This book definitely surprised me. In a good way.
Let me paint the story for you in the nuttiest of nutshells: Casey Han, a young Korean-American woman, has just graduated from Princeton. So begins her journey to identity.
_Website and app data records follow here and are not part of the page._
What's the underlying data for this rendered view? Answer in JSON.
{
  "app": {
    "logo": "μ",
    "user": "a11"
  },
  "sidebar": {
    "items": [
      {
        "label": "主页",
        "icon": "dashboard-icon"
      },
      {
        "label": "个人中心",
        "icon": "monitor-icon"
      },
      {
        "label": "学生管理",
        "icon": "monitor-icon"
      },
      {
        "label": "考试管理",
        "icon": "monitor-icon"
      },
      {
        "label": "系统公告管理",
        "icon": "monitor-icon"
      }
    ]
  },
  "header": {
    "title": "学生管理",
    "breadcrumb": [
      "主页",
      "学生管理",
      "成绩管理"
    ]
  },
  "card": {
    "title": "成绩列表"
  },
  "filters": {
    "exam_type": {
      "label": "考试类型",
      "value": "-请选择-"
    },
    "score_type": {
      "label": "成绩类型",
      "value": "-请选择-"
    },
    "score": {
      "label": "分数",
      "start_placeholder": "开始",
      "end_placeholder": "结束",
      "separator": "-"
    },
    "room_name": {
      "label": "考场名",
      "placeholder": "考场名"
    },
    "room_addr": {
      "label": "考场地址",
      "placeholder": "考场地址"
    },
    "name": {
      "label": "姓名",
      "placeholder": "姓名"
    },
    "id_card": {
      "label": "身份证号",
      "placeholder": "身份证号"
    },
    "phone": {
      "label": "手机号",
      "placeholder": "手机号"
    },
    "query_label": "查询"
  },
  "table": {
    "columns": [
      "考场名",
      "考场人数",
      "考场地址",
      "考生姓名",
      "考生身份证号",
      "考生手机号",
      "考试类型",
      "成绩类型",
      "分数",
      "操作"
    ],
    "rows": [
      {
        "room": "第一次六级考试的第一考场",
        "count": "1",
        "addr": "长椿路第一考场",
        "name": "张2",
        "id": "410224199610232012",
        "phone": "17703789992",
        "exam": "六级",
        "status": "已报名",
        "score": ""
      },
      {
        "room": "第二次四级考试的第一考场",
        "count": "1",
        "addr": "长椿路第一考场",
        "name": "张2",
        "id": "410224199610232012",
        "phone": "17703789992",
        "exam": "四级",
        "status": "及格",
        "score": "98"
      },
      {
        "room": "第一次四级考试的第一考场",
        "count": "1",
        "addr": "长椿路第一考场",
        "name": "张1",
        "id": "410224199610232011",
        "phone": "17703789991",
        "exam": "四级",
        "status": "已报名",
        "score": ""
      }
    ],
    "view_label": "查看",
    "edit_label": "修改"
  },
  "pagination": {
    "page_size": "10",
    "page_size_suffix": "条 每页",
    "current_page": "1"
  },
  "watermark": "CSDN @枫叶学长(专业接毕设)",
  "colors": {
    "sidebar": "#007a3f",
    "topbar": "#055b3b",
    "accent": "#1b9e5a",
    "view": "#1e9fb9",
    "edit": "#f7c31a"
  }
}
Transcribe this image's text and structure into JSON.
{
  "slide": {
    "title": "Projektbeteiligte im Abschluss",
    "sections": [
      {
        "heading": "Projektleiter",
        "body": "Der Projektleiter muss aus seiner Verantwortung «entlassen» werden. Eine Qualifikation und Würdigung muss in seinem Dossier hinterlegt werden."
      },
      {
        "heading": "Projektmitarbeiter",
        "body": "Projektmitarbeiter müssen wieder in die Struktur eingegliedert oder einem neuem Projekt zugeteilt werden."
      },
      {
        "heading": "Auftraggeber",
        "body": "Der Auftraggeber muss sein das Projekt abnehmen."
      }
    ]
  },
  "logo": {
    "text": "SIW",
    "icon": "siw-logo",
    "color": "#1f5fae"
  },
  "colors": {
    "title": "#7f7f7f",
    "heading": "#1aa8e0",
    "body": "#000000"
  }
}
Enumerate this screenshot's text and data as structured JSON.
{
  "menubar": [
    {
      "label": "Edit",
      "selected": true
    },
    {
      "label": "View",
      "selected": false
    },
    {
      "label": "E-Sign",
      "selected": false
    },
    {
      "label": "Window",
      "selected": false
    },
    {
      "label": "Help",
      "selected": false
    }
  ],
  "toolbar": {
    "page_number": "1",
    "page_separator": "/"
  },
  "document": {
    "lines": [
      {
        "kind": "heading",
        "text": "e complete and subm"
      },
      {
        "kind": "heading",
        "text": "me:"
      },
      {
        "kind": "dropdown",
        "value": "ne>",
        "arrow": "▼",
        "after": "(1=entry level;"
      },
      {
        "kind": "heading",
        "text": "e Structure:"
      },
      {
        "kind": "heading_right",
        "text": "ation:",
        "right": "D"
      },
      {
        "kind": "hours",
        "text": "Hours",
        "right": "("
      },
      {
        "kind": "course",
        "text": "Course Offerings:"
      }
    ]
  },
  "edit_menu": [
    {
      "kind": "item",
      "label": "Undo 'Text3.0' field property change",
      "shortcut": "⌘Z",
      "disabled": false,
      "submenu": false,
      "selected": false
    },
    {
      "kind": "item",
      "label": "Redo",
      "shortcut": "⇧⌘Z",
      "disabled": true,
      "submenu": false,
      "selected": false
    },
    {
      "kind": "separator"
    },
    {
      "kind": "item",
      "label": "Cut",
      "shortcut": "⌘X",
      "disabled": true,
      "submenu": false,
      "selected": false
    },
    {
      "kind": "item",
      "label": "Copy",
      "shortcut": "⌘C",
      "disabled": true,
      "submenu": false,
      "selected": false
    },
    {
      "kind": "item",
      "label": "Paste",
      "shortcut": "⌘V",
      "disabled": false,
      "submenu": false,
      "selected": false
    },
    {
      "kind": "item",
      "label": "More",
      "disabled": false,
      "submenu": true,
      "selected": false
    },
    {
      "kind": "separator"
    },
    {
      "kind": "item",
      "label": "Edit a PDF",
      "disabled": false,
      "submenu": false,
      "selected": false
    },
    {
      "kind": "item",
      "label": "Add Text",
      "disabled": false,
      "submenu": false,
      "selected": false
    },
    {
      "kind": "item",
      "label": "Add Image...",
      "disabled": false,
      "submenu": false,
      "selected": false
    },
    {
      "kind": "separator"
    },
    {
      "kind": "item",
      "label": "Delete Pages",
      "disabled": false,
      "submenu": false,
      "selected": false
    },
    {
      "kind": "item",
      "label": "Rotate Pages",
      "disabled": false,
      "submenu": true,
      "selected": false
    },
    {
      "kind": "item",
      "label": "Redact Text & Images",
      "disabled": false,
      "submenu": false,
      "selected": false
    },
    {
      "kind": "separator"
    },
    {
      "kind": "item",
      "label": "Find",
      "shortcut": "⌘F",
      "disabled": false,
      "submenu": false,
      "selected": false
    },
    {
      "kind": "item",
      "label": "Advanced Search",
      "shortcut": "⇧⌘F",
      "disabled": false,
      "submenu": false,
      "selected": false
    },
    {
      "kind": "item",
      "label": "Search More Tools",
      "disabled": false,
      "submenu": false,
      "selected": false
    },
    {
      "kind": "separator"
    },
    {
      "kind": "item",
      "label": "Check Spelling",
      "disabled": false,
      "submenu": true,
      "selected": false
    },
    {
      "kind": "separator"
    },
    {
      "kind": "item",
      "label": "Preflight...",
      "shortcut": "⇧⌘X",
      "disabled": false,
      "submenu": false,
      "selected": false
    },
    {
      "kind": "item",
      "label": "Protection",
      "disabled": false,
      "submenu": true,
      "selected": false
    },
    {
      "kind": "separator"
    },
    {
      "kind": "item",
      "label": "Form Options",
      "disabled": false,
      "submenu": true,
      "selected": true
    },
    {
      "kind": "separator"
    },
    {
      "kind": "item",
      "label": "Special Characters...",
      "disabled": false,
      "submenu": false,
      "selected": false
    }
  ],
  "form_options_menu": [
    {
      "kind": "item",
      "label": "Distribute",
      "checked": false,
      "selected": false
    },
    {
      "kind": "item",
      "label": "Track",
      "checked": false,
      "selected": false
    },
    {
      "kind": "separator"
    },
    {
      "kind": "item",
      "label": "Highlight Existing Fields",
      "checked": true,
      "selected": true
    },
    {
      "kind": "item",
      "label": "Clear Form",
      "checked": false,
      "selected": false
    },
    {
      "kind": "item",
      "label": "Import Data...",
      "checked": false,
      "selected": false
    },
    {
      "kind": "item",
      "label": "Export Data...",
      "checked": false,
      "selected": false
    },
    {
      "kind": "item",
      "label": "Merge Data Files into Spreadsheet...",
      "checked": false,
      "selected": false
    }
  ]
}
About a fourth of the way through the book, I started calling it my "Sex and the City with Ethnicity." The lives of the characters were certainly drawn to this angle -- the rich, enviable Wall Street brokers, and Casey's taste for high fashion were certainly reminiscent of the popular collection of essays. But there was a humbleness and familiarity to Lee's writing, where Sex and the City left me feeling cold and distant when I read it. The only part of Lee's book I truly struggled with was the dialogue. At times, she seemed to be writing too "fairy tale" -- some of the dialogue didn't seem genuine to me. On the other hand: I couldn't get over how well-rounded Lee is, how well she did her research. Everything she wrote about Wall Street, about golf, about music, about the hierarchies of business and dare I say life...it all made sense. I couldn't count how many subjects she broached and how believable she made it all. Lee truly has a gift.
The novel was definitely a unique read; for me, it was especially different in its narrator's 3rd-person omniscience. I don't know about you, but I think the last time I read a book written from that perspective was in the 6th grade. It was a bit uncomfortable in the beginning, getting used to being in every character's head at some point, no matter their role, major or minor. But I loved it in the end because it created a better sense of the world they lived in. It made them all real, and no one was completely evil or completely good (except maybe Ella, whose character proved a good foil to many of the others). It was an especially helpful aid in the theme of assimilation I found throughout the novel. You could see each character working to be something, attaching a certain importance to their goals...and you learned what took precedence, where their lines were. And then there was Casey, without goals, without lines, floating in the middle of it all. It was a very interesting way to read. I was amazed at how much having no mystery in terms of the characters' thoughts actually lent itself to the overall mystery of the plot. What was going to happen next? Where is she going with this? I often found myself asking.
Just now, while writing this review, I learned that Middlemarch is also written in the 3rd person omniscient point of view. I don't want to give too much away, but I find that very interesting because Casey Han's character is always re-reading Middlemarch. It makes me respect Lee a great deal more, the way she incorporated that sort of subtle detail into her storytelling. And really, I'll bet a lot more of the book is the same way -- meticulously planned, but effortlessly executed.
Above all, I liked the book because you were on the journey with the characters. The scenes were well-drawn, and each action cleanly and realistically led to an appropriate, if socially unacceptable, reaction. I will admit I was a bit baffled by the ending. But, c'est la vie. It's not the ending that matters. It's what happens along the way.
Next up: Not sure yet. Most likely: Jane Eyre by Charlotte Bronte